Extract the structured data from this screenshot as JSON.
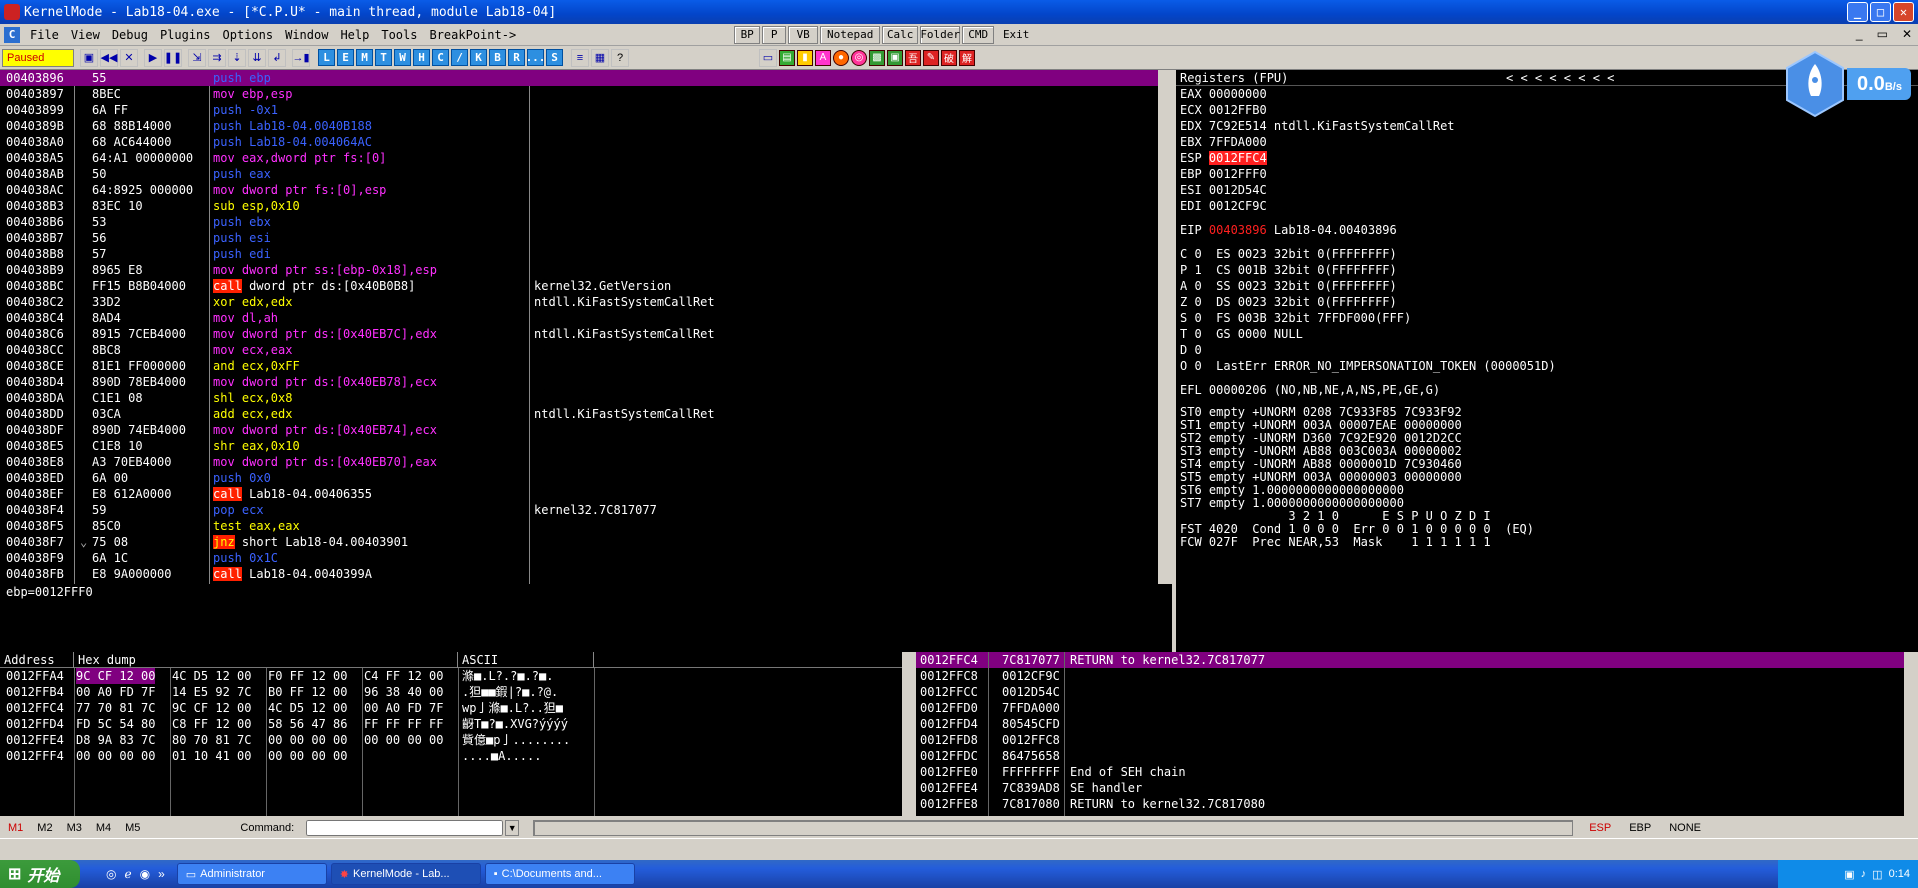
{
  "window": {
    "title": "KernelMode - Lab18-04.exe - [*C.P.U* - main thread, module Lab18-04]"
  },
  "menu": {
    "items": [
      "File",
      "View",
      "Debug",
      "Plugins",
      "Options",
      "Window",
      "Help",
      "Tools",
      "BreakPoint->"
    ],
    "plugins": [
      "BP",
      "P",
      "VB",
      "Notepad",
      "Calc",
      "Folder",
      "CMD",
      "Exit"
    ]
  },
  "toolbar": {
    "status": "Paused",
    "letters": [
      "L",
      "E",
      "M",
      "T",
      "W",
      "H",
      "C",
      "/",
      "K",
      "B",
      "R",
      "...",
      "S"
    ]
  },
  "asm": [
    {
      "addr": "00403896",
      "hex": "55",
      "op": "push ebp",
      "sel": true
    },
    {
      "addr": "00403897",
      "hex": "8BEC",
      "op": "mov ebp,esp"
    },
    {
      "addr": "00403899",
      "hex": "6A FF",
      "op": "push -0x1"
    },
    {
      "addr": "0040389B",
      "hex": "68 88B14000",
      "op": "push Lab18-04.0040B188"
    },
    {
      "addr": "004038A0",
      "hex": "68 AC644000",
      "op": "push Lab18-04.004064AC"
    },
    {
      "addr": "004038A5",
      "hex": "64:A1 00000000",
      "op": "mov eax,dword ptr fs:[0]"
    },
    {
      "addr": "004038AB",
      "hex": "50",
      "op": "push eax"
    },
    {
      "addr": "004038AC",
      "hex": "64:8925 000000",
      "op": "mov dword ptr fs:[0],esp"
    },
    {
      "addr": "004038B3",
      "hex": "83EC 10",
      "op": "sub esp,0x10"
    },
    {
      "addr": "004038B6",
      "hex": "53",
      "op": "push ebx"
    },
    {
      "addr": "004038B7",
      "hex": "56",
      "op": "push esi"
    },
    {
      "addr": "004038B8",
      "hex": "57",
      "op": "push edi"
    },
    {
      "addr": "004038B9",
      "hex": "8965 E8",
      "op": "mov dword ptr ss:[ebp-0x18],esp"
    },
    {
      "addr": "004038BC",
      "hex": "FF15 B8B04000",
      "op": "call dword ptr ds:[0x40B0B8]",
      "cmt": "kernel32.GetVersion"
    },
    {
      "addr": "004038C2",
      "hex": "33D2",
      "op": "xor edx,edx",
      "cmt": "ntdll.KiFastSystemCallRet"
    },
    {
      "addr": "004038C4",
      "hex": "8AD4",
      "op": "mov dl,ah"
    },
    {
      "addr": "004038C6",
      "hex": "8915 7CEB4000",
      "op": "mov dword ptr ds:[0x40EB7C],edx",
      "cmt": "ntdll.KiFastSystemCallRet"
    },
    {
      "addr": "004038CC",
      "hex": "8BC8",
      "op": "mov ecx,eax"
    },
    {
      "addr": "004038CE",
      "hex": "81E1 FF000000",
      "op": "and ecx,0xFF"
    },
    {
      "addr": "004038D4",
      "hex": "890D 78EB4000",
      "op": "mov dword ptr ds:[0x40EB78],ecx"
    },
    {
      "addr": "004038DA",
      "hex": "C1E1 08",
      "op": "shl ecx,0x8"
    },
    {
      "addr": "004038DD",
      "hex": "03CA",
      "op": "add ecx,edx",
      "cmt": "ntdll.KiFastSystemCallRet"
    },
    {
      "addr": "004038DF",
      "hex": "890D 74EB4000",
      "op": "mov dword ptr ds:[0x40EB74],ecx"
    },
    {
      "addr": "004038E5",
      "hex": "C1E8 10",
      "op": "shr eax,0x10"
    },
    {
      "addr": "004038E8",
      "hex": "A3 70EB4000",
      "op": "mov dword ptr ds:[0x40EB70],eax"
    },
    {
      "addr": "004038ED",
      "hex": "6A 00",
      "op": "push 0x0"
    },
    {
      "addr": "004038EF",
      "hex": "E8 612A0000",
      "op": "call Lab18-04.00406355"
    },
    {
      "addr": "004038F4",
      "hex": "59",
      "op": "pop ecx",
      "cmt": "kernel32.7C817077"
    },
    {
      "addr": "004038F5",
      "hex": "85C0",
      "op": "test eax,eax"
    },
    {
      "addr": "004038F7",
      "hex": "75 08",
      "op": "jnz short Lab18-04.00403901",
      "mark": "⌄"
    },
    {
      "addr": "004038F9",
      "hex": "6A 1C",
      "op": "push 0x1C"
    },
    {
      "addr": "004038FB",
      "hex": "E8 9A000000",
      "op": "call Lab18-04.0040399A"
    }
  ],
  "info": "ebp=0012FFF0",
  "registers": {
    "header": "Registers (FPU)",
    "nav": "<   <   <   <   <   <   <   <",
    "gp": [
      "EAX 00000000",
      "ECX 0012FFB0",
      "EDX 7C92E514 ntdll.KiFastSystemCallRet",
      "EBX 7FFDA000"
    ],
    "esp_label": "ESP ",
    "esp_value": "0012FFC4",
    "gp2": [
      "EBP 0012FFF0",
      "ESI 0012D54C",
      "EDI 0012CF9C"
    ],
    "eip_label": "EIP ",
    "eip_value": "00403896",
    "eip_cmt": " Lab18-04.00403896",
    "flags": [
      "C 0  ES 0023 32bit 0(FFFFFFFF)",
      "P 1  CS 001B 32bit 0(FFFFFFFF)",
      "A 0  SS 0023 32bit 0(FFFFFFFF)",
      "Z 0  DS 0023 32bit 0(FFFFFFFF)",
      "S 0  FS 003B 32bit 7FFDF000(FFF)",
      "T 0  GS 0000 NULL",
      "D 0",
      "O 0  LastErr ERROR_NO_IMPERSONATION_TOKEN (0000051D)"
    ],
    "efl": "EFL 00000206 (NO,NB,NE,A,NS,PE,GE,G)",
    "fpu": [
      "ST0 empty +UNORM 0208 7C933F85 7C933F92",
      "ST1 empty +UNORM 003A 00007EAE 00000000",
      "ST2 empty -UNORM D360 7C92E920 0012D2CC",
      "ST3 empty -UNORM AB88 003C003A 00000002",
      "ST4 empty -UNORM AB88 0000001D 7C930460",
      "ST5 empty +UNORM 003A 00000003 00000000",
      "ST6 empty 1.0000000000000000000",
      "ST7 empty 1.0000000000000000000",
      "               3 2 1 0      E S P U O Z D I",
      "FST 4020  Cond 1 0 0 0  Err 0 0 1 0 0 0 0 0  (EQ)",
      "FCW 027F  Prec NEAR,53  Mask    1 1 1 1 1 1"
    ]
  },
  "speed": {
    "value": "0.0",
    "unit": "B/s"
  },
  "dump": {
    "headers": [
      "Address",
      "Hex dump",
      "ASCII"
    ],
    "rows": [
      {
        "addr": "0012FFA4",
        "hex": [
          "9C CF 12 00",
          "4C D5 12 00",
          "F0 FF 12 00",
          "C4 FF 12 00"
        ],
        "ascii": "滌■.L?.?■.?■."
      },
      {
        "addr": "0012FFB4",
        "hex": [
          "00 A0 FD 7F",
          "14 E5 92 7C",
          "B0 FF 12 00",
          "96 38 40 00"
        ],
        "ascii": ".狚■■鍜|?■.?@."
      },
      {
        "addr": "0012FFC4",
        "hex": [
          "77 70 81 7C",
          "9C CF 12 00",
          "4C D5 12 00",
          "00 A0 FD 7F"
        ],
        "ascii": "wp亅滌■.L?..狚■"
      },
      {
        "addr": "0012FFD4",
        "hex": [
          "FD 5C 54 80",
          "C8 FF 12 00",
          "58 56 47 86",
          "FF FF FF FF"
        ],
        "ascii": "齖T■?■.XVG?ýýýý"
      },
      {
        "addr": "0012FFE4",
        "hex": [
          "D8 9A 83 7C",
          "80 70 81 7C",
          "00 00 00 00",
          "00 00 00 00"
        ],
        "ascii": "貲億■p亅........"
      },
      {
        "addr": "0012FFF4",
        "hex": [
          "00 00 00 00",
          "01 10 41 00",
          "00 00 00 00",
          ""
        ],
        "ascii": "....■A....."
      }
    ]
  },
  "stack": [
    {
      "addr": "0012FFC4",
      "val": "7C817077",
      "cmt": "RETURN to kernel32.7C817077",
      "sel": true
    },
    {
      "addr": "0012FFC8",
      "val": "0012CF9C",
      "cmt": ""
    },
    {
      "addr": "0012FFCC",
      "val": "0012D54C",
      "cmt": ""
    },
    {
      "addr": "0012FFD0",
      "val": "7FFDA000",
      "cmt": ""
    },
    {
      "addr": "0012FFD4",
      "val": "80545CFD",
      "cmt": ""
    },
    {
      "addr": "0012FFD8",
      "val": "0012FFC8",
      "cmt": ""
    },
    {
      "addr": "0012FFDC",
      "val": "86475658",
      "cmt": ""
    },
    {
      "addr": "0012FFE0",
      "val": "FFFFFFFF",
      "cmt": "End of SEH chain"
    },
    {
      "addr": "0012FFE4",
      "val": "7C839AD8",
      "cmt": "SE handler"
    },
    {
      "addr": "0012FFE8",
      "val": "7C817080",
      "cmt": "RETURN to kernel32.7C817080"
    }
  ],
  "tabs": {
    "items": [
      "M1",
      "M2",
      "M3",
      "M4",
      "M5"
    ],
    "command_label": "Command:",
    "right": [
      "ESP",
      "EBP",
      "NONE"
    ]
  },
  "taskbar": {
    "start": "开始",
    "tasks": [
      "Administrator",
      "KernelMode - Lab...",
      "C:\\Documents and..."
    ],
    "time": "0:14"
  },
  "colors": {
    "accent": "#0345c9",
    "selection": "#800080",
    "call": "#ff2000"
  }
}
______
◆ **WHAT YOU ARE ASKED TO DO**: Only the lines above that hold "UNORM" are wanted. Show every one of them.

◆ **RESULT**:
      "ST0 empty +UNORM 0208 7C933F85 7C933F92",
      "ST1 empty +UNORM 003A 00007EAE 00000000",
      "ST2 empty -UNORM D360 7C92E920 0012D2CC",
      "ST3 empty -UNORM AB88 003C003A 00000002",
      "ST4 empty -UNORM AB88 0000001D 7C930460",
      "ST5 empty +UNORM 003A 00000003 00000000",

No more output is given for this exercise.